The press release stated the worldwide survey “reveals a gap in the perceived benefits of marketing automation in contrast to the reality of adaptation.” Marketing automation is supposed to maximize efficiency and increase revenue, but the survey found 48 percent of respondents use marketing automation recruiting specialist talent. To get employees to understand and master the company’s marketing automation tools, 49 percent of respondents rely on vendors and 48 percent recruit specialist skills.

Furthermore, the survey found 33 percent of organizations use external consultants to cultivate marketing automation skills and only 13 percent keep its delivery strictly in-house. Despite these findings, 70 percent of companies without marketing automation technology intend to train and educate their staff on it.

Many organizations realize sales and marketing delineation is becoming an antiquated process and nurture the growth of their alignment. Marketing Automation is a big asset to help combine these forces and the survey found 44 percent of respondents use it for lead generation, 41 percent use it for lead nurturing campaigns and 40 percent use it for account-based marketing. Nonetheless, there are still certain attitudes and judgment towards each department. Around 31 percent of respondents see their marketing department as equals to the sales department. On the flip side, 28 percent of those surveyed see marketing as a “change agent and driver of new thinking.”

When it comes to competing technologies, the survey revealed 31 percent of respondents say customer relationship management (CRM) is more valuable to their organization than marketing automation. Around 51 percent believe they’re both equally important.

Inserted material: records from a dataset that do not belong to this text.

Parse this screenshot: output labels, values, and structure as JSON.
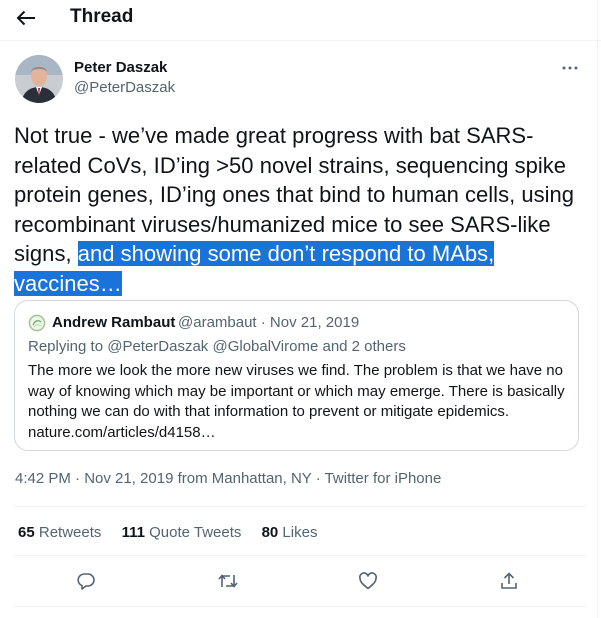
{
  "header": {
    "title": "Thread",
    "back_icon": "arrow-left-icon"
  },
  "tweet": {
    "author_name": "Peter Daszak",
    "author_handle": "@PeterDaszak",
    "text_plain": "Not true - we’ve made great progress with bat SARS-related CoVs, ID’ing >50 novel strains, sequencing spike protein genes, ID’ing ones that bind to human cells, using recombinant viruses/humanized mice to see SARS-like signs, ",
    "text_highlighted": "and showing some don’t respond to MAbs, vaccines…",
    "highlight_color": "#1a73d9",
    "meta": "4:42 PM · Nov 21, 2019 from Manhattan, NY · Twitter for iPhone"
  },
  "quote": {
    "author_name": "Andrew Rambaut",
    "author_meta": "@arambaut · Nov 21, 2019",
    "replying": "Replying to @PeterDaszak @GlobalVirome and 2 others",
    "body": "The more we look the more new viruses we find. The problem is that we have no way of knowing which may be important or which may emerge. There is basically nothing we can do with that information to prevent or mitigate epidemics. nature.com/articles/d4158…"
  },
  "stats": {
    "retweets_count": "65",
    "retweets_label": "Retweets",
    "quotes_count": "111",
    "quotes_label": "Quote Tweets",
    "likes_count": "80",
    "likes_label": "Likes"
  },
  "colors": {
    "text": "#0f1419",
    "secondary": "#536471",
    "border": "#cfd9de",
    "divider": "#eff3f4"
  }
}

In a response to the survey, CleverTouch launched a “War for Talent” campaign to get more people interested in marketing automation. The campaign’s site states the 120 percent growth in the technology calls for more experts. They also highlighted the U.K.’s high unemployment rate as a pool to tap into in order to train more people on marketing automation. Essentially their goal is to kill to birds with one stone: open a new career option and relieve the issues many companies are facing.